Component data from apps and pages
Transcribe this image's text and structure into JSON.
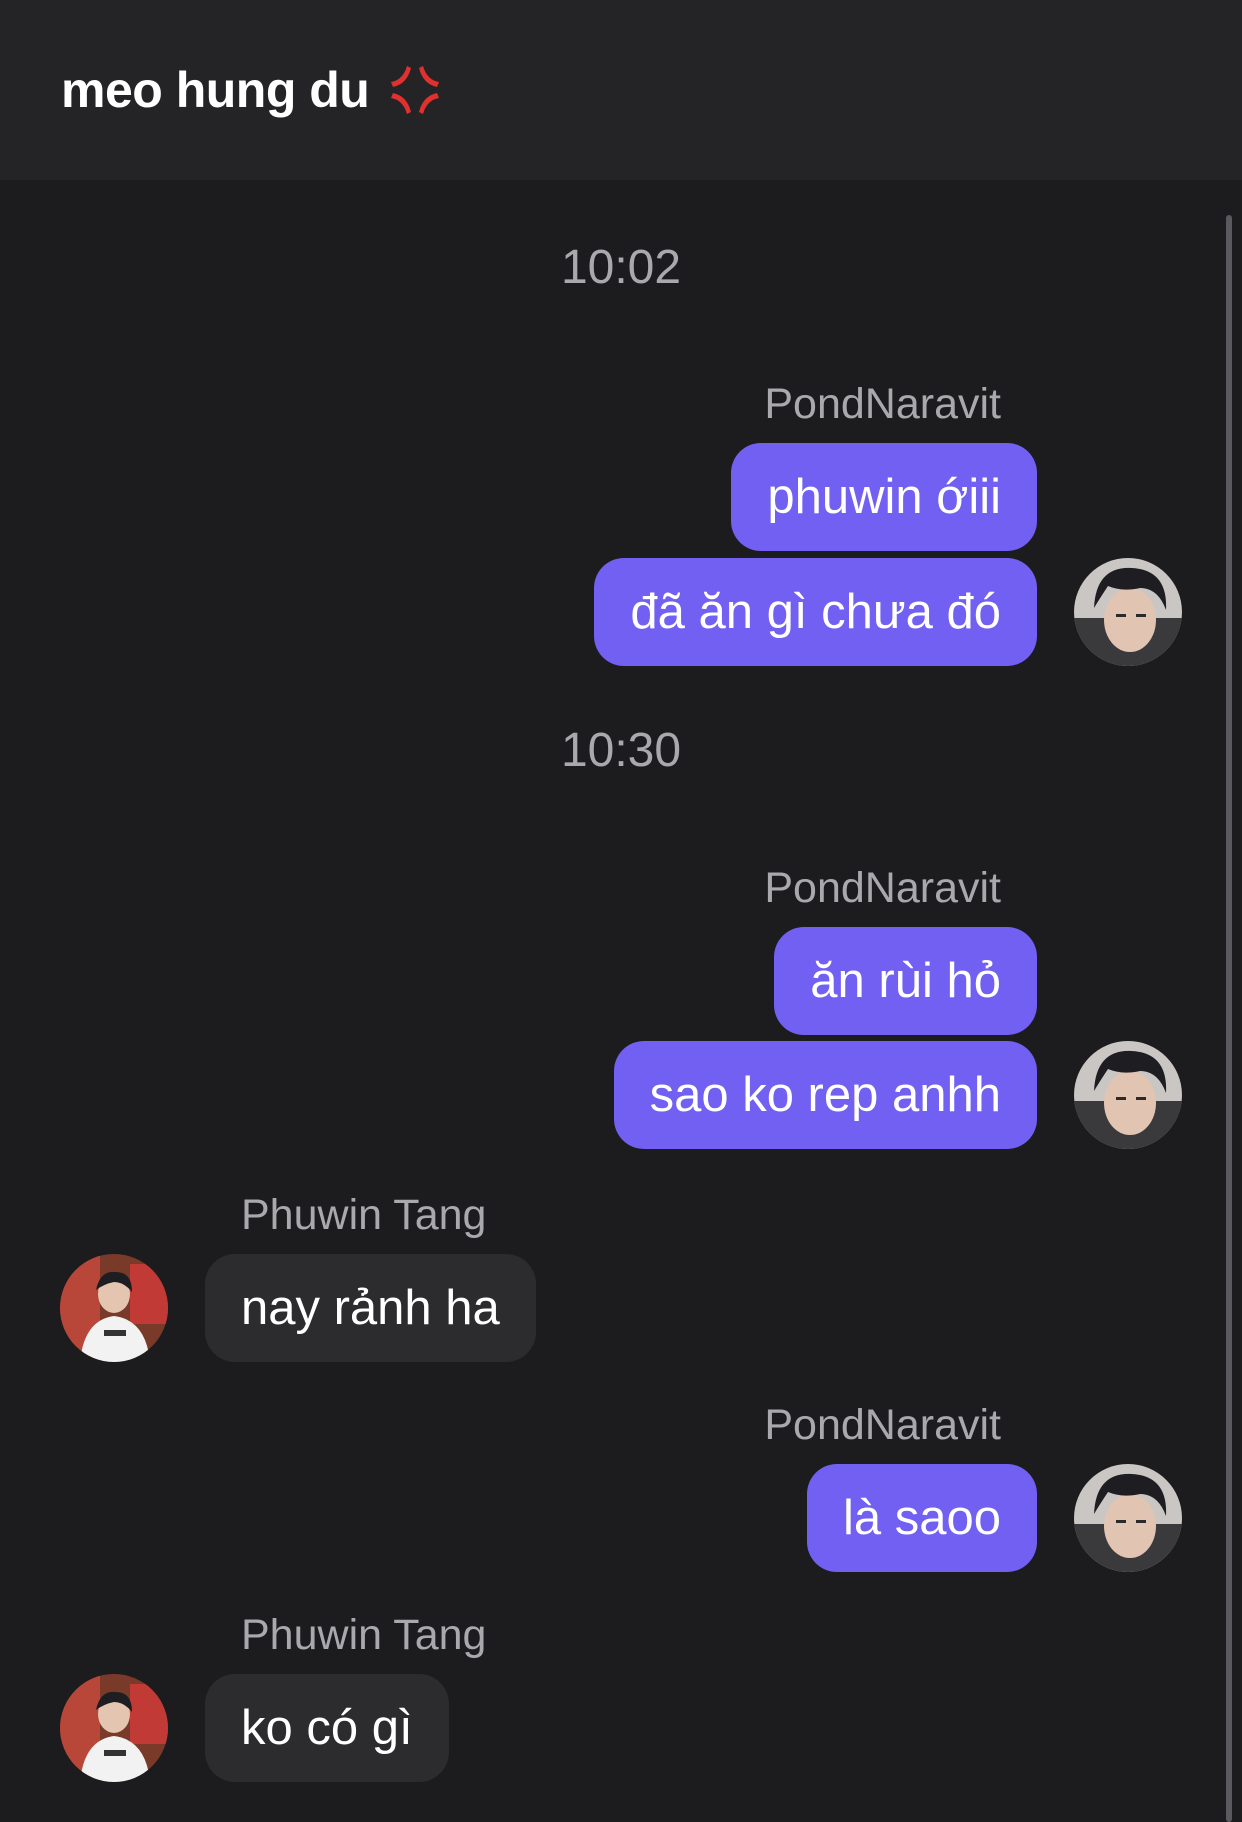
{
  "header": {
    "title": "meo hung du",
    "title_icon": "anger-symbol-icon"
  },
  "messages": {
    "t1": "10:02",
    "s1": "PondNaravit",
    "m1": "phuwin ớiii",
    "m2": "đã ăn gì chưa đó",
    "t2": "10:30",
    "s2": "PondNaravit",
    "m3": "ăn rùi hỏ",
    "m4": "sao ko rep anhh",
    "s3": "Phuwin Tang",
    "m5": "nay rảnh ha",
    "s4": "PondNaravit",
    "m6": "là saoo",
    "s5": "Phuwin Tang",
    "m7": "ko có gì"
  },
  "colors": {
    "outgoing_bubble": "#7160f2",
    "incoming_bubble": "#2c2c2e",
    "background": "#1c1c1e",
    "header": "#242426"
  }
}
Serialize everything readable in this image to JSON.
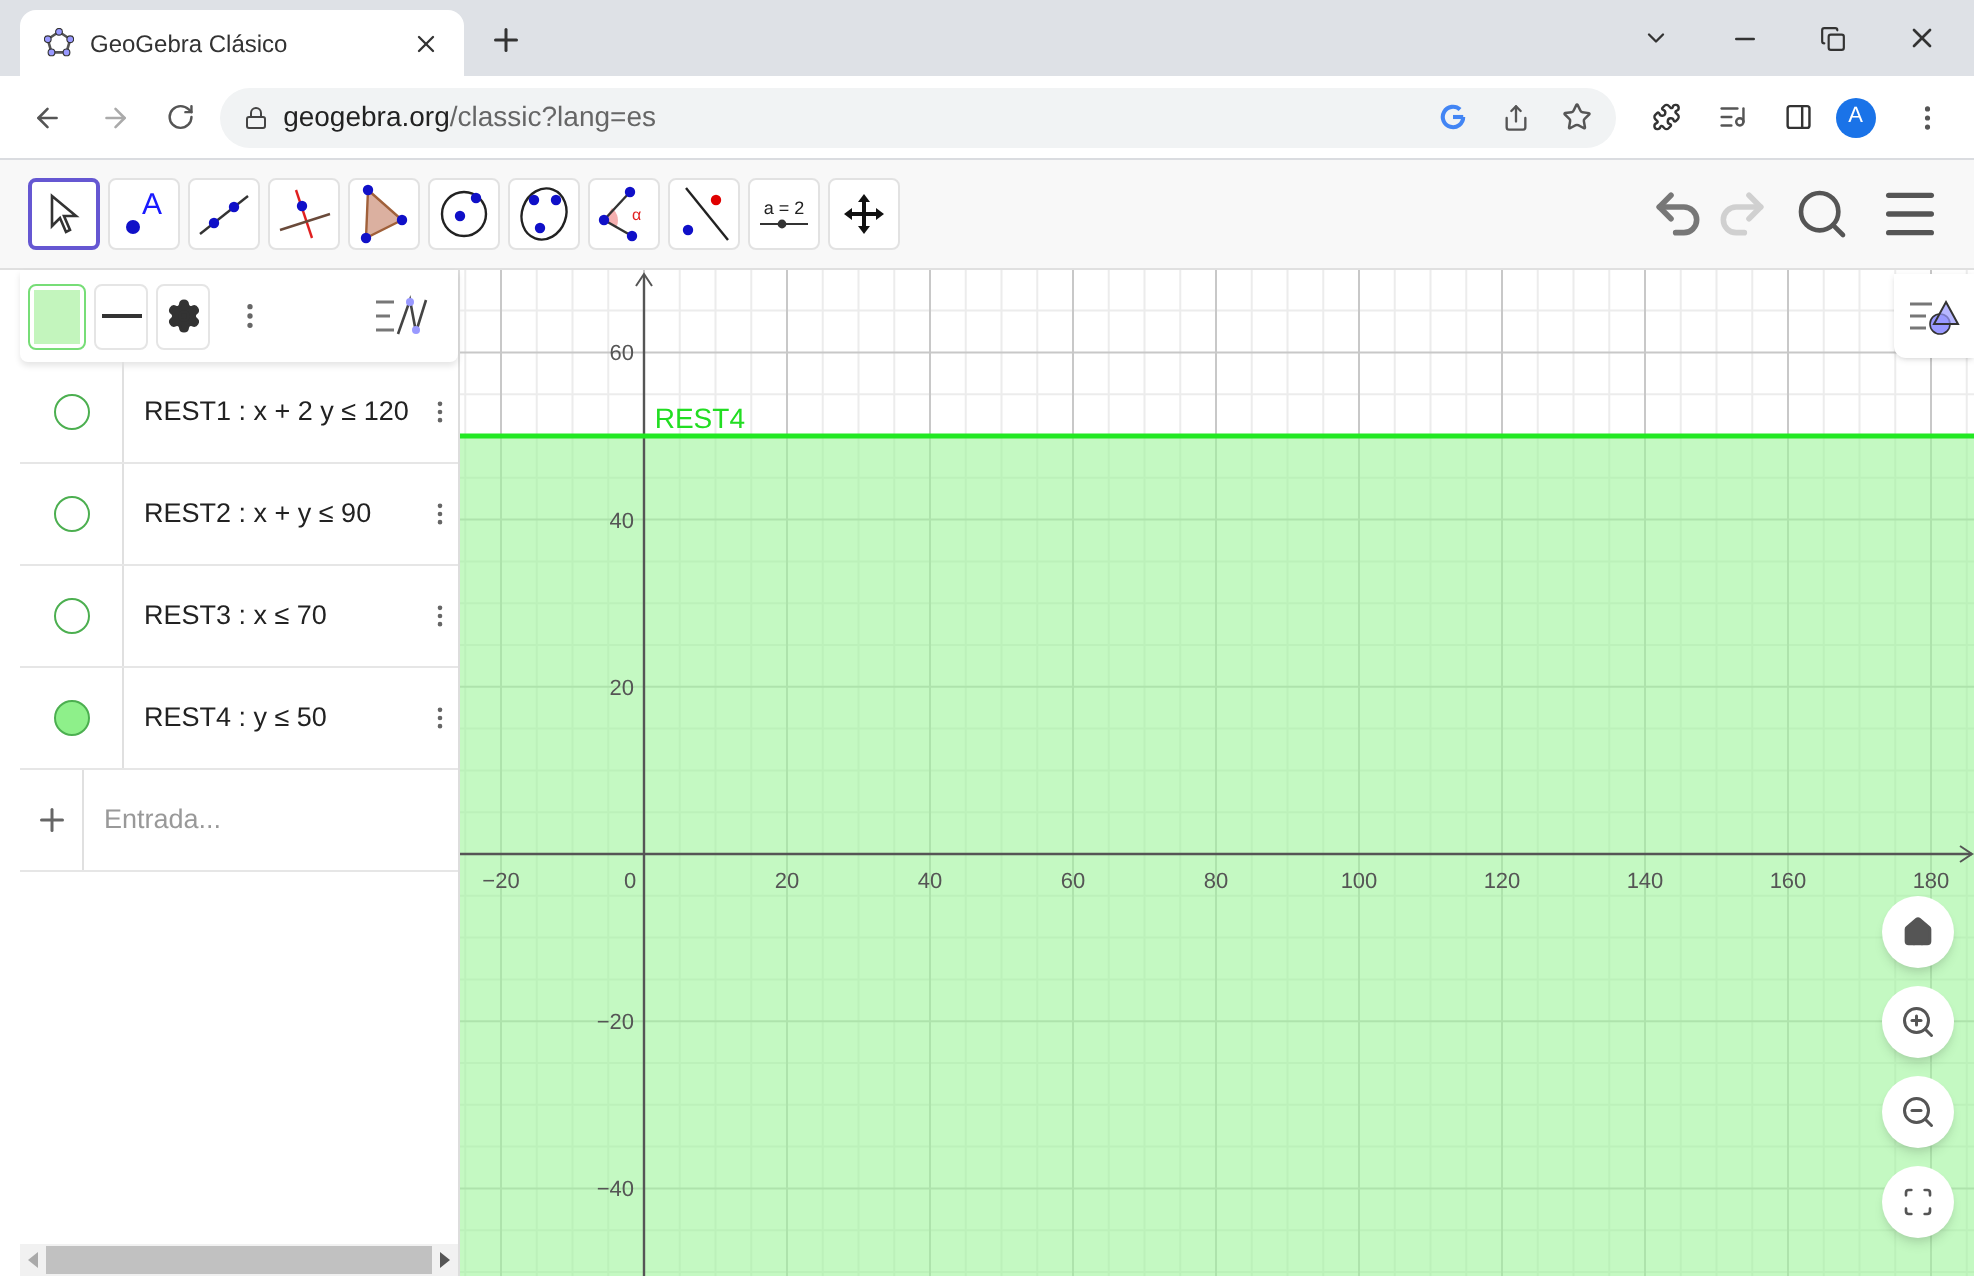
{
  "browser": {
    "tab": {
      "title": "GeoGebra Clásico"
    },
    "url": {
      "host": "geogebra.org",
      "path": "/classic?lang=es"
    },
    "avatar": "A"
  },
  "toolbar": {
    "tools": [
      {
        "kind": "move",
        "selected": true
      },
      {
        "kind": "point",
        "selected": false,
        "label": "A"
      },
      {
        "kind": "line",
        "selected": false
      },
      {
        "kind": "perpendicular",
        "selected": false
      },
      {
        "kind": "polygon",
        "selected": false
      },
      {
        "kind": "circle",
        "selected": false
      },
      {
        "kind": "conic",
        "selected": false
      },
      {
        "kind": "angle",
        "selected": false,
        "label": "α"
      },
      {
        "kind": "reflect",
        "selected": false
      },
      {
        "kind": "slider",
        "selected": false,
        "label": "a = 2"
      },
      {
        "kind": "pan",
        "selected": false
      }
    ],
    "undo": {
      "disabled": false
    },
    "redo": {
      "disabled": true
    }
  },
  "algebra": {
    "rows": [
      {
        "text": "REST1 : x + 2 y ≤ 120",
        "visible": false
      },
      {
        "text": "REST2 : x + y ≤ 90",
        "visible": false
      },
      {
        "text": "REST3 : x ≤ 70",
        "visible": false
      },
      {
        "text": "REST4 : y ≤ 50",
        "visible": true
      }
    ],
    "input": {
      "placeholder": "Entrada..."
    }
  },
  "graphics": {
    "x_ticks": [
      "−20",
      "0",
      "20",
      "40",
      "60",
      "80",
      "100",
      "120",
      "140",
      "160",
      "180"
    ],
    "y_ticks": [
      "60",
      "40",
      "20",
      "−20",
      "−40"
    ],
    "line_label": "REST4"
  }
}
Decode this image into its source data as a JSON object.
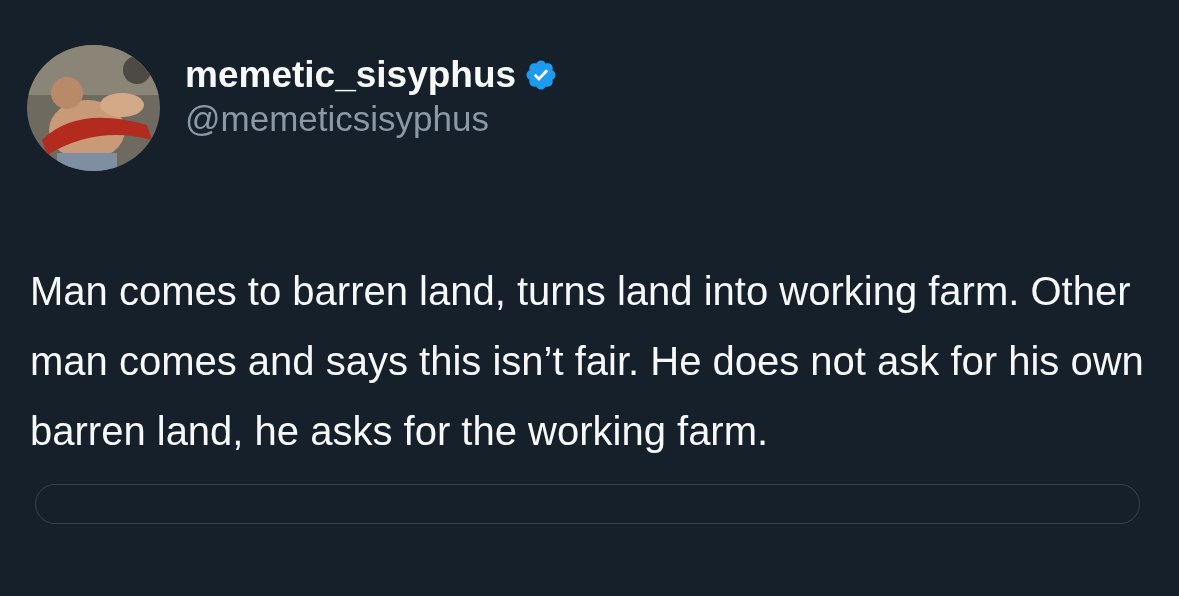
{
  "author": {
    "name": "memetic_sisyphus",
    "handle": "@memeticsisyphus",
    "verified": true
  },
  "text": "Man comes to barren land, turns land into working farm. Other man comes and says this isn’t fair. He does not ask for his own barren land, he asks for the working farm."
}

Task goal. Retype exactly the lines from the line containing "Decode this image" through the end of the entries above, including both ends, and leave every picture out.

Exercise solution.
Decode this image into its source data as a JSON object.
{
  "author": {
    "name": "memetic_sisyphus",
    "handle": "@memeticsisyphus",
    "verified": true
  },
  "text": "Man comes to barren land, turns land into working farm. Other man comes and says this isn’t fair. He does not ask for his own barren land, he asks for the working farm."
}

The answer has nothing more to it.